Before they had begun their climb, the pair had agreed to reach the monastery together.
She had not expected such a steep ascent up the mountain. She was used to the stairs that were built into the city, but these rocky steps were twice as tall, and every time she mounted one, she had to press on her front knee to harness a momentum that allowed her to swing the rest of her body and her other leg up to the next level.
He had slowed down. Way down. And she still needed to catch up. Under the shade of his straw, Van Gogh-esque hat, sweat dripped into his eyes, stinging and drying up his contact lenses. He took the full liter of bottled water from his messenger bag and took a swig. The sun was getting lower. It would set soon. At least their walk back from the monastery would be cooler, easier.
There was little shade on the path. Nothing here looked as beautiful as it did when she viewed it from their rooftop. The red dirt that from afar, contrasted so vibrantly against the shining olive trees now made her sad and bored. Its rich, painterly quality was dust in her mouth. She could tell that he liked hearing the sounds of his shoes in the terrain — how they made that satisfying crunch — but each time he kicked his foot back, a light cloud of the red dirt spun into her face, making breathing on a very steep incline even more of a chore. She flicked away the pool of sweat that collected every five minutes between her chin and lower lip.
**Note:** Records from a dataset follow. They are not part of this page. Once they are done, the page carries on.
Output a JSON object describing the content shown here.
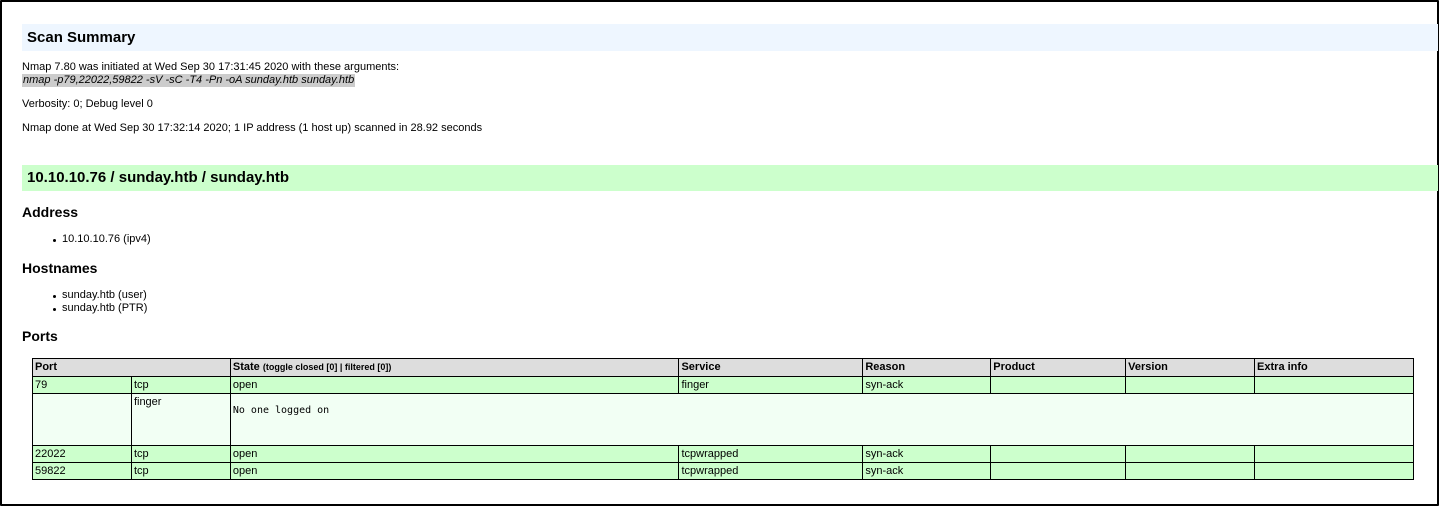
{
  "scan_summary": {
    "title": "Scan Summary",
    "initiated_text": "Nmap 7.80 was initiated at Wed Sep 30 17:31:45 2020 with these arguments:",
    "command": "nmap -p79,22022,59822 -sV -sC -T4 -Pn -oA sunday.htb sunday.htb",
    "verbosity": "Verbosity: 0; Debug level 0",
    "done_text": "Nmap done at Wed Sep 30 17:32:14 2020; 1 IP address (1 host up) scanned in 28.92 seconds"
  },
  "host": {
    "title": "10.10.10.76 / sunday.htb / sunday.htb",
    "address_heading": "Address",
    "addresses": [
      "10.10.10.76 (ipv4)"
    ],
    "hostnames_heading": "Hostnames",
    "hostnames": [
      "sunday.htb (user)",
      "sunday.htb (PTR)"
    ],
    "ports_heading": "Ports"
  },
  "ports_table": {
    "headers": {
      "port": "Port",
      "state": "State",
      "toggle": "(toggle closed [0] | filtered [0])",
      "service": "Service",
      "reason": "Reason",
      "product": "Product",
      "version": "Version",
      "extra": "Extra info"
    },
    "rows": [
      {
        "port": "79",
        "proto": "tcp",
        "state": "open",
        "service": "finger",
        "reason": "syn-ack",
        "product": "",
        "version": "",
        "extra": ""
      },
      {
        "port": "22022",
        "proto": "tcp",
        "state": "open",
        "service": "tcpwrapped",
        "reason": "syn-ack",
        "product": "",
        "version": "",
        "extra": ""
      },
      {
        "port": "59822",
        "proto": "tcp",
        "state": "open",
        "service": "tcpwrapped",
        "reason": "syn-ack",
        "product": "",
        "version": "",
        "extra": ""
      }
    ],
    "script": {
      "name": "finger",
      "output": "No one logged on"
    }
  },
  "colors": {
    "summary_header_bg": "#eef6ff",
    "host_header_bg": "#ccffcc",
    "open_row_bg": "#ccffcc",
    "script_row_bg": "#f2fff4",
    "table_header_bg": "#dddddd"
  }
}
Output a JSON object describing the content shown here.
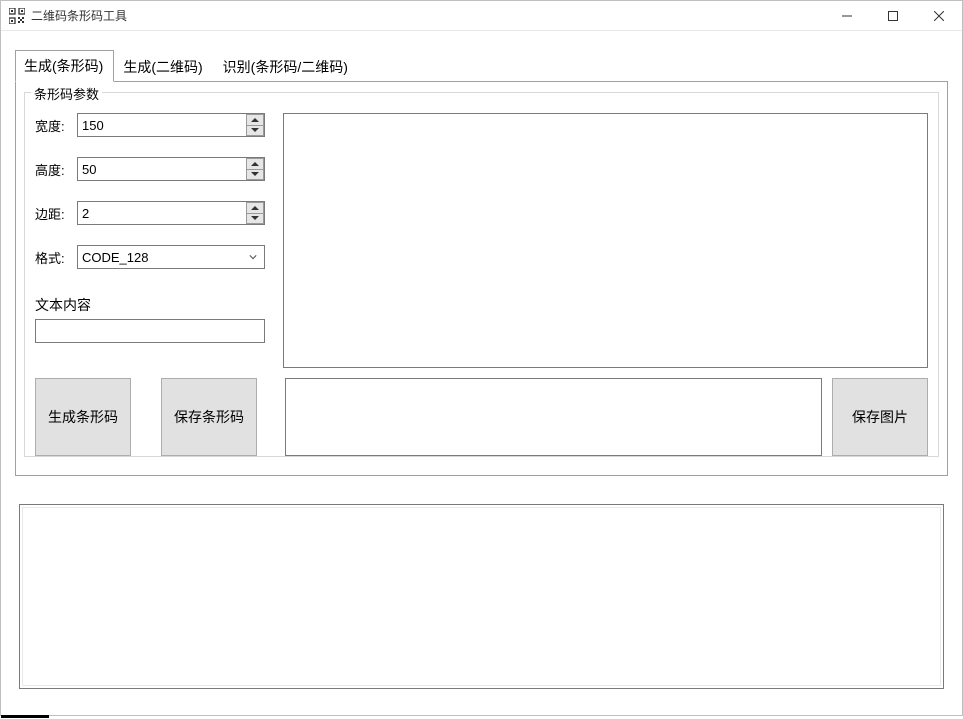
{
  "window": {
    "title": "二维码条形码工具"
  },
  "tabs": [
    {
      "label": "生成(条形码)",
      "active": true
    },
    {
      "label": "生成(二维码)",
      "active": false
    },
    {
      "label": "识别(条形码/二维码)",
      "active": false
    }
  ],
  "groupbox": {
    "legend": "条形码参数"
  },
  "fields": {
    "width": {
      "label": "宽度:",
      "value": "150"
    },
    "height": {
      "label": "高度:",
      "value": "50"
    },
    "margin": {
      "label": "边距:",
      "value": "2"
    },
    "format": {
      "label": "格式:",
      "value": "CODE_128"
    },
    "text": {
      "label": "文本内容",
      "value": ""
    }
  },
  "buttons": {
    "generate_barcode": "生成条形码",
    "save_barcode": "保存条形码",
    "save_image": "保存图片"
  },
  "outputs": {
    "preview": "",
    "result_text": "",
    "log": ""
  }
}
In her mind, she queued up a reel of desert movie montages. This was a real-life drought. She had spent months anticipating a week of hot and sun — two things she had missed in the nonsummer they were having back home. And on the plane, she resolved to say Yes! to his ideas. They would have adventures. They would be a team. In this Hades of an early evening, she resented that promise to herself. She knew she was being irrational, but she resented him. And agreeing to this climb. And this dirt path. And the stairs built into it. She had a sweat rash developing under her shirt. He had the better attitude and the water, which he offered to her when she reached the step he was on. She took a few sips and handed it back. They continued on in silence.
He knew she was not enjoying herself. He also knew that if this point was acknowledged, she'd deny it and press on. He regretted suggesting this climb. There were plenty of beaches they hadn't yet seen. Plenty of pretty wanders that could end with a dip. But he had wanted to make the trek up to this monastery for the view — 360 degrees of the island and sea. Instead of thinking about the small rage he knew was building within his girlfriend, he visualized the view to come. That would sustain the rest of the hike.
They were both so focused — she hating every moment and he imagining what lie at the end — that they missed seeing how the pointy leaves of the olive trees glimmer at dusk, and the ancient-looking Greek farmer who carefully picked the fruits. Buried deep in their own dark minds, they missed the wheezing hees and haws of the gangly donkey that excitedly trotted down the hill to greet them, and they missed the five minutes she ambled along with them, on her side of the fence. They missed a cluster of the world's tiniest kittens that peeked out from their hiding place in the brush and mewed sad, tired songs between suckles of the mother's milk. They didn't notice when they entered the shaded forest of tall evergreens — how cool it was and the novelty of smelling pine in summer. Too set on finishing, they forgot to look back — they missed the sun's generous glow over the very old city of white cottages with red-tiled roofs, the honks of big boats, the water's jewel-like quality. And as the sunset played out at their backs, they missed the fading signpost that pointed in the monastery's direction.
The day's light trickled and faded by the time they realized too many wrong turns had been made. She felt so far from the cottage and the afternoon and the sun. She felt far from her promise in the sky and far from him. It was all a fever dream lost in the red dust of their path. In the early dark, without a torch, their map was no use. There was little water left. She would never know why she came. He would not get his view.
Without a word, they turned back. But before their dark descent, they saw where they were. Lights of the city below them danced to a summer chorus of cicadas. Boats cast long, neon paintings across the rippling bay. New glowing splotches emerged from the island across the sea. And now, a breeze worked its way up the mountain, shaking the olive branches and wafting the faint fragrance of dandelions and pine towards their sweaty bodies like a kiss.
"I've been too focused on putting one foot in front of the other," he said to her.
On the ascent, she'd madly concocted many words to say about this journey, but they were gone now. She reached for his hand, and together they sat down in the red dirt.